Technical Abstract: Tip dieback and bud death in the spring can decrease salability and growth of nursery trees of green ash (Fraxinus pennsylvanica ‘Summit’). For some species, tip dieback in the spring is correlated with low nitrogen (N) reserves in trees; however, application of nitrogen (N) fertilizers late in the growing season can decrease cold hardiness of buds and stems. To determine whether N status of green ash in the autumn influences tip dieback during the following spring, one-year-old whips of green ash were grown in 2005 with different rates of N from urea formaldehyde (UF) or with a controlled release fertilizer (CRF) during the growing season and leaves sprayed or not with urea in the autumn. Trees with low N content grew less in the spring of 2006 but stem and bud necrosis was more prevalent on trees grown at the highest N rate. Additionally, plants grown with CRF had more bud failure in the spring compared to plants grown with a similar N rate from UF. To determine whether the form of N fertilizer influences tip die back, trees of green ash were grown during 2006 with different rates of N from either UF or CRF. The influence of N rate and type on cold tolerance of shoots and buds was evaluated in the autumn and winter. Both fertilizer type and rate influenced the level of cold tolerance. This was especially evident in mid-winter hardiness levels of both the shoots and buds and during the de-acclimation period in February. There was a strong positive relationship between the N concentration of all plant tissues (shoots and roots) and the lowest survival temperatures of both stems and buds; however, stems and buds of plants fertilized with UF were generally more cold tolerant than stems and buds on plants fertilized with ammonium nitrate.
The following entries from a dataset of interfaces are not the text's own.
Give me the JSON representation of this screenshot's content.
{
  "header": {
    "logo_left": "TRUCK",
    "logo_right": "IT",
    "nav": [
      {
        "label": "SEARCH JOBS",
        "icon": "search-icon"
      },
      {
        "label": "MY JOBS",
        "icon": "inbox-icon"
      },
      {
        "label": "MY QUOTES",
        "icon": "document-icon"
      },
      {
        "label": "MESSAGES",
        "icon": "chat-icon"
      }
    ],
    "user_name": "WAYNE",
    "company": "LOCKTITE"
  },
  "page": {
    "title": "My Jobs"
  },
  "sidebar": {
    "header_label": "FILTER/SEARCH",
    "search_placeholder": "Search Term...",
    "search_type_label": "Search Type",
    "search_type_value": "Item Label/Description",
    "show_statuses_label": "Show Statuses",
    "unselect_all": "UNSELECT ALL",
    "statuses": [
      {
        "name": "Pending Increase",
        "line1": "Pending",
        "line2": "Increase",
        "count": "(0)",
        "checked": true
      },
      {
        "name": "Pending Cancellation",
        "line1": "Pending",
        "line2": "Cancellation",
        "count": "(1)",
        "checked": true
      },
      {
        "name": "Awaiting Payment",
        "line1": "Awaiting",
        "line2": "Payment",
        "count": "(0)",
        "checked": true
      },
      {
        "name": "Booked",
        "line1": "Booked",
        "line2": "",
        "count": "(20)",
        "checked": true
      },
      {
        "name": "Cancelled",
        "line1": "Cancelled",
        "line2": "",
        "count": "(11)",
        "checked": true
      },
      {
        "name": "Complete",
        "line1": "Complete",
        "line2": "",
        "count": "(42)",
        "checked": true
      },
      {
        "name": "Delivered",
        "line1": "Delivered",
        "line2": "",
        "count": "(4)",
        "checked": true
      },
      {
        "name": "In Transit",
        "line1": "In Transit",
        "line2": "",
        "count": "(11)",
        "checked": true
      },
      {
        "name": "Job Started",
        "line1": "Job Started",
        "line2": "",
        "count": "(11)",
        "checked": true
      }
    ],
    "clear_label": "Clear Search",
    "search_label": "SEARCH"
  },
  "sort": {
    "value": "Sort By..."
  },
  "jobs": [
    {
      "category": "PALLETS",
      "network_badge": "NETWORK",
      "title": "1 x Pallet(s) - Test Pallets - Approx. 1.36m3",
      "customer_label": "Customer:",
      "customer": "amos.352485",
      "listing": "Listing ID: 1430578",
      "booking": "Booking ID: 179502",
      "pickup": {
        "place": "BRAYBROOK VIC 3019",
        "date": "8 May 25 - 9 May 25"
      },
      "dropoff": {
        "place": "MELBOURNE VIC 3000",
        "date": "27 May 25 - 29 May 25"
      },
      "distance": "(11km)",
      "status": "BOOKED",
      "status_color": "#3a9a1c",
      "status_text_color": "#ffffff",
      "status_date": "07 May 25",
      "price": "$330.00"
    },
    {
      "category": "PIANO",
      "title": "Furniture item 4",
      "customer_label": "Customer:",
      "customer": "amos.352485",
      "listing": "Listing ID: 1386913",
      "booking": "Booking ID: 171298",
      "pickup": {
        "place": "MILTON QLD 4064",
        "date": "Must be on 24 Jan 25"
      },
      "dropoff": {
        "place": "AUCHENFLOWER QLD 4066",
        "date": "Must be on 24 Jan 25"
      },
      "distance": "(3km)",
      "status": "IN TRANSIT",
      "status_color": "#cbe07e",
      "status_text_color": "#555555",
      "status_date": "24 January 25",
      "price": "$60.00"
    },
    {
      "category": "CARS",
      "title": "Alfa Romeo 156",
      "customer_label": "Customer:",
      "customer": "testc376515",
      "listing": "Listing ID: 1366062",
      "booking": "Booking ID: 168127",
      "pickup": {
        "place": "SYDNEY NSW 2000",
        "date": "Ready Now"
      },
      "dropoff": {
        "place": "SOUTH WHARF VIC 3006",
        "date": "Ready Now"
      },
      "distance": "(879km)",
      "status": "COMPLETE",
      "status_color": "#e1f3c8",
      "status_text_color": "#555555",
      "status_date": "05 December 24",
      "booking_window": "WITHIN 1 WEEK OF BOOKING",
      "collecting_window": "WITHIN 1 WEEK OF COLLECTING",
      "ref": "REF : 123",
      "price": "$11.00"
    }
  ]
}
Our results indicate that trees at a similar N status can withstand different levels of cold depending on the type or form of fertilizer used during production.